Repeatable Weather Patterns

Each day the Mars Global Surveyor camera operated, it collected images that were used to build a daily global map. These maps formed a record of changing meteorological conditions, revealing some dust storm patterns. Some such storms repeated in the same location within a week or two of the time they occurred in the previous year. In addition, local disturbances and dust devils may start up at any time in spring and continue until Martian autumn.

An overhead view of a dull, medium-to-light-gray landscape shows mostly smooth terrain interrupted by several freckle-like bumps, slightly raised but in the same color as the sorrounding terrain. Taking up the right one-third of the image is a depression in the land, uniformly deep but wider at its upper section and narrowing toward the bottom of the frame, like a jalapeno pepper pressed into dough.
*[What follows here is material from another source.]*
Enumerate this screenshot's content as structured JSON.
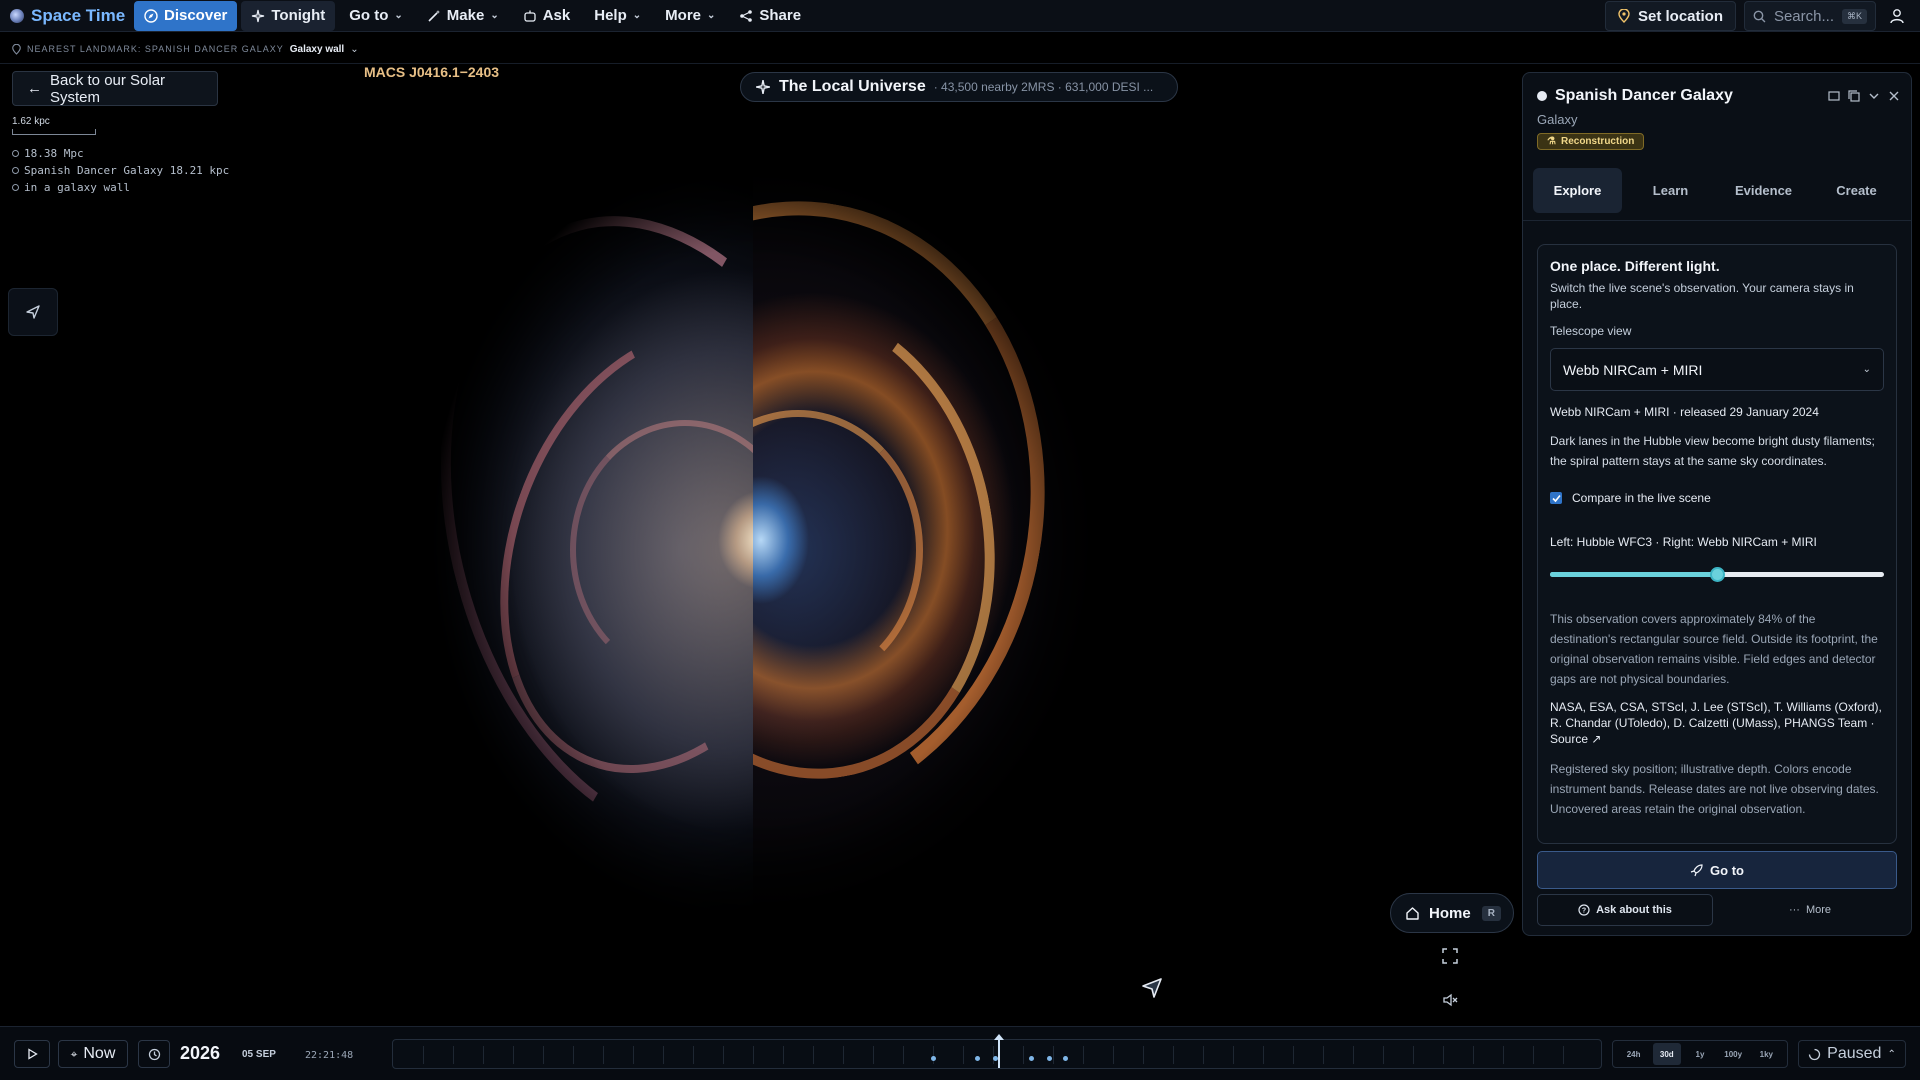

The left wall of the depression is much brighter than the rest of the area, almost white, and about a half-dozen dagger-shaped marks – much darker gray than anything else in the image – scar the walls of the depression, pointing toward its bottom.
Slope-Streaked Knob: This Mars Global Surveyor (MGS) Mars Orbiter Camera (MOC) image shows dark slope streaks coming down the slopes of a knob in western Amazonis Planitia. All of the surfaces in this image are mantled by dust. On the slopes, mass movement of dry dust has created the streaks. May 28, 2005

Water Features

A panoply of high-resolution images showed gullies and debris flows. These images suggest that occasional sources of liquid water, similar to an aquifer, were present at or near the Martian surface – even in relatively recent times.

This overhead view of a Martian crater shows the upper-left quarter of the crater – its rim and the walls descending to the floor below. The rim and floor appear as a bright yellow-orange, while the wall is in various darker shades culminating in a deep rust color at the bottom where it meets the wall. The rim is fairly smooth while the walls are grooved with straight and slightly curved lines until they meet the crater floor, making the scene look like the underside of a mushroom. The crater floor is somewhat uneven, highlighted by a ribbon of bright yellowish-orange terrain, undulating from the middle of the bottom frame of the image toward the right edge of the frame, where it ends at in the lower quarter.
Newton Crater is a large basin on Mars, about 178 miles (287 kilometers) across, formed by an asteroid impact more than 3 billion years ago. This picture shows the north wall of a specific, smaller crater within Newton Crater. About 4.4 miles (7 kilometers) across, this smaller crater is still about seven times bigger than the famous Meteor Crater in northern Arizona. The image shows many narrow gullies eroded into the smaller crater’s north wall – thought to have been formed by flowing water and debris. Small channels in many of the finger-like deposits at the base of the crater indicate that a liquid – most likely water – flowed in these areas, with possibly hundreds of individual events carving these features. If the deposits shown in this image are like debris flows on Earth, researchers estimate that each event carried about 660,000 gallons (2.5 million liters) of flowing water, or enough to fill about seven community-sized swimming pools. This picture is a mosaic of three images captured by the Mars Global Surveyor’s high-resolution Mars Orbiter Camera from January-May 2000.

Mars is Dynamic

Numerous observations over several years showed that Mars' history includes seasonal and long-term change. The spacecraft viewed gully formation, new boulder tracks, recently formed impact craters, and diminishing amounts of carbon-dioxide ice within the south polar cap.

Magnetic Discoveries

Magnetometer readings showed that while Mars has no global magnetic field, it does have localized magnetic fields in areas of its crust.

Meteoroid History

Temperature data and closeup images of the Martian moon Phobos determined that the moon is covered by powdery material at least 3 feet (1 meter) thick – the pulverized output of millions of years of meteoroid impacts.

Other Science

The mission yielded the first 3D views of Mars' north polar ice cap. Radio transmissions refracted by the Martian atmosphere enabled scientists to create vertical profiles of atmospheric temperature and pressure. Spacecraft accelerations due to gravity helped scientists better understand the Mars interior.